(Data extract Opens)
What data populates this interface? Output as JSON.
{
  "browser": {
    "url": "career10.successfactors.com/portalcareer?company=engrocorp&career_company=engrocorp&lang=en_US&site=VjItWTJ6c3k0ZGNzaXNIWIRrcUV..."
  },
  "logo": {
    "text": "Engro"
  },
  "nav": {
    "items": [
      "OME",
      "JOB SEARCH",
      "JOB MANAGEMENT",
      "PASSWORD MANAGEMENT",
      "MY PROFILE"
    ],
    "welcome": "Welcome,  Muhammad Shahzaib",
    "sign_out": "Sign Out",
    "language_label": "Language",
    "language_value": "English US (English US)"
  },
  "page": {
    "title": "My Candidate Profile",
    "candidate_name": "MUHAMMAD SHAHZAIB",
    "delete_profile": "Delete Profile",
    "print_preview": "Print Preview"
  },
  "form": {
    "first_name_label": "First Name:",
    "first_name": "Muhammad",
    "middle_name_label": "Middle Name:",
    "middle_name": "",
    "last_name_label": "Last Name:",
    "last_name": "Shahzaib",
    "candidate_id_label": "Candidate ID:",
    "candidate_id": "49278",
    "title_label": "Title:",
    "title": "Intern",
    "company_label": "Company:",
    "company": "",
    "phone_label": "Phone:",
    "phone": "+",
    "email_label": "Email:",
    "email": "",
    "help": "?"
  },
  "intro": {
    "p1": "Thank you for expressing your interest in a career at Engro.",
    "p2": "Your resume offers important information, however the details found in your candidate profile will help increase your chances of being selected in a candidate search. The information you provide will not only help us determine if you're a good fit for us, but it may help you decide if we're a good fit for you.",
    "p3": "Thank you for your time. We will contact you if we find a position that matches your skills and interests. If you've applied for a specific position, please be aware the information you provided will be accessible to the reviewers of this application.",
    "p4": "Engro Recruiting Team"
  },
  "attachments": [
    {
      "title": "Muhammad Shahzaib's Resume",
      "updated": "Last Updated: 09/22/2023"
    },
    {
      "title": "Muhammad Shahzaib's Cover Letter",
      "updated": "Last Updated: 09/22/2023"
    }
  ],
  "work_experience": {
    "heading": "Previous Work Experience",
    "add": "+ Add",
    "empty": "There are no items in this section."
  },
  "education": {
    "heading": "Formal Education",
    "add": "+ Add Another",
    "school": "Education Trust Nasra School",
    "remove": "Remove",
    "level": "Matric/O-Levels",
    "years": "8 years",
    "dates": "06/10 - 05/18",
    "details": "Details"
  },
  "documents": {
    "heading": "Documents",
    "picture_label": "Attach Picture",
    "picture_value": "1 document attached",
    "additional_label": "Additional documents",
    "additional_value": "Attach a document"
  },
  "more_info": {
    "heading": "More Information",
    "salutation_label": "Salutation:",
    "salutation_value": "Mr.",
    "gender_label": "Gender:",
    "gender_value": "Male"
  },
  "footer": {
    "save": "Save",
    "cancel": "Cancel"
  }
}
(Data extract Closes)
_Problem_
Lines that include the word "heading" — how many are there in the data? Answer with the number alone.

_Response area_
4